Belmont Club


Although the present world is fascinating place there are times when temporary escape is not only desirable but necessary. The princely sum of about eight dollars rented two movies about stirring events from another time and place. From 1938 there was the Adventures of Robin Hood with Errol Flynn, Claude Rains, Olivia de Havilland and Basil Rathbone.  As history it is bunk and totally unrealistic. But as entertainment it is absolutely first rate, principally because of the snappy dialogue, not surprising in a Michael Curtiz film.  From 1950 there was the Halls of Montezuma, with Richard Widmark, Jack Palance, Karl Malden, Robert Wagner, Richard Boone and Jack Webb.  I did not expect the film to amount to much, but it soon became apparent that it was head and shoulders above nearly other Hollywood World War 2 movie ever made.  Some reviewers have called it the inspiration for Saving Private Ryan and in some ways it is actually better.

The reason may have something to do with reference sets.

The night before I joined some friends at a cafe. One was a professor of mathematics and philosophy who is working with a US lawyer on a book. The other was a former director for predictive analytics at a Big Four Australian accounting firm. Some other friends joined as later, but while we were waiting the following problem cropped up. The professor was wondering what was the best way of choosing the boundaries of sample to say something meaningful about an actual event. The hypothetical he put to us was this.

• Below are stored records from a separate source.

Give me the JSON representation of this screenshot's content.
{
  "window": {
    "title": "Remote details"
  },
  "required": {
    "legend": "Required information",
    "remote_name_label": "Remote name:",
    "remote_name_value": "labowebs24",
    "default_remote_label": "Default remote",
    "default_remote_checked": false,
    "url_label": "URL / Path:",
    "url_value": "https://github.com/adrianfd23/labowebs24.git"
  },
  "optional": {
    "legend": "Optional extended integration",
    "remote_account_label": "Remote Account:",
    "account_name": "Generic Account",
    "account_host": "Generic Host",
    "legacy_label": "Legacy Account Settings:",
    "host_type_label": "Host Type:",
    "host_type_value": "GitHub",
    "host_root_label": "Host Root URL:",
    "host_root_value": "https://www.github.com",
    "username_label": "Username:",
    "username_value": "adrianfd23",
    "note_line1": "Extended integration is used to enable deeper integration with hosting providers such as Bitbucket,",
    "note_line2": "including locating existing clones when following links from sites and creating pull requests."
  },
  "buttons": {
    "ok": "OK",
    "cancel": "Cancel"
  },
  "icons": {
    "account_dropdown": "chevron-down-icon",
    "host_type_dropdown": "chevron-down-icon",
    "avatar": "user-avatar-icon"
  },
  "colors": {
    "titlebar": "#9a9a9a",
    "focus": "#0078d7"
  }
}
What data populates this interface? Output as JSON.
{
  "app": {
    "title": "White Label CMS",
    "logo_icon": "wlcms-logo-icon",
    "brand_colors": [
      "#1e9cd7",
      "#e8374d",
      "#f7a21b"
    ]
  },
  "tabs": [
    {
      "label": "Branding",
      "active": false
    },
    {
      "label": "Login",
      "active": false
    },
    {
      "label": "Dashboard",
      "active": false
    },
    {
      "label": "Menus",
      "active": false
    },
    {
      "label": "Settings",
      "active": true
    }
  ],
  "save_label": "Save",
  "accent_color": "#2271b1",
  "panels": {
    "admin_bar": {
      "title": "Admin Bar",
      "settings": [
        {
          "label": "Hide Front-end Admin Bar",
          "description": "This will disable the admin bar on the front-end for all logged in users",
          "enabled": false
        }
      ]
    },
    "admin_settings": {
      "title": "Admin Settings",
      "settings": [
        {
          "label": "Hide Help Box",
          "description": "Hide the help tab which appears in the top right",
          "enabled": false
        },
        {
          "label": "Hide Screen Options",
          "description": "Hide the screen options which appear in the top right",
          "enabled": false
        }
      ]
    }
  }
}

His American lawyer co-author described a case in which a drug mule from an African country was arrested at an airport, but although he was arrested the bulk of the contraband had escaped capture.  His sentence, however, depended on the quantity of proscribed material he was trying to smuggle in. But since there was no way to physically measure the drugs the judge wanted to know how much the mule was probably bringing in. The lawyer wanted to know if there was any expert opinion available to estimate the probable amount. So he turned to the professor of mathematics.

How you answered the question depended on how you defined the problem. One approach was to take the average amount that drug smugglers carried and base the sentence on that. Or you could estimate his load based on what mules from that particular country tried to bring into that particular airport. But since drug trafficking was also seasonal his probable load varied with the time of year.  Moreover, it was established that it was his eighth smuggling trip into the country and he may have been entrusted with more than the average amount because of his experience. The estimated amount depended on how you defined the problem.

So for a statistician to say anything meaningful about the estimated amount of drugs the mule was carrying you first had to choose which reference set to use. We had a lively discussion about whether it was better to choose a narrower or wider frame. Suppose you chose Frame A. How would you know you had gotten the frame right? Was there any way to assign a truth proposition to an assertion that you had chosen the “correct” frame?

The problem comes up in a surprising number of contexts. People who are diagnosed with a certain type of cancer are given a certain prognosis based on a statistic. The doctor may say  that ‘people in your condition have an 85% chance of survival’  but be unable to say very much about your particular chances of survival. This is because he knows the statistic for the wider frame from which the sample was collected — they live 85% of the time for a specified period — but the doctor may know almost nothing (given the relatively primitive state of oncology) about the narrower frame to which an individual belongs.  Some people with the condition will go on to live 50 years without getting a recurrence. Others will be dead within months.  They belonged to different subframes which was presumably included in the wider one. But which to choose in telling a patient what the odds were that he would live or die?

I think one of the reasons why Halls of Montezuma is so good as a movie is that it falls into the right frame. Movies made during hostilities were distorted by the need to maintain homefront morale. Movies produced between 1941 and 1945 were often propagandistic.  On the other hand movies made long after the war were really not about the Second World War at all, but philosophical treatises that used wartime events as a setting. By the 1960s the war film had become a vehicle for anti-war propaganda. They were about the 60s, not about the 40s. The year 1950 was close enough to the events of 1941-45 to clearly be about the recently concluded conflict without having to be colored by the need to be overly partisan about it. The war had not yet become a mythical event. It was still “real” in the minds of those associated with it but with much of the recent hatred toned down by perspective. The Japanese were still baddies but no longer cartoon character ones. The recent sacrifices were memorialized, but without the bombast. The frame was just wide enough to capture a “truth” about conflict without being so wide that it was really about other things.

You could do worse than spend eight bucks downloading the Adventures of Robin Hood and the Halls of Montezuma. And by the way, we never did come to an agreement about what the best way to calculate the mule’s load was. We decided to have some wine instead. That was the better frame.

Tip Jar or Subscribe for $5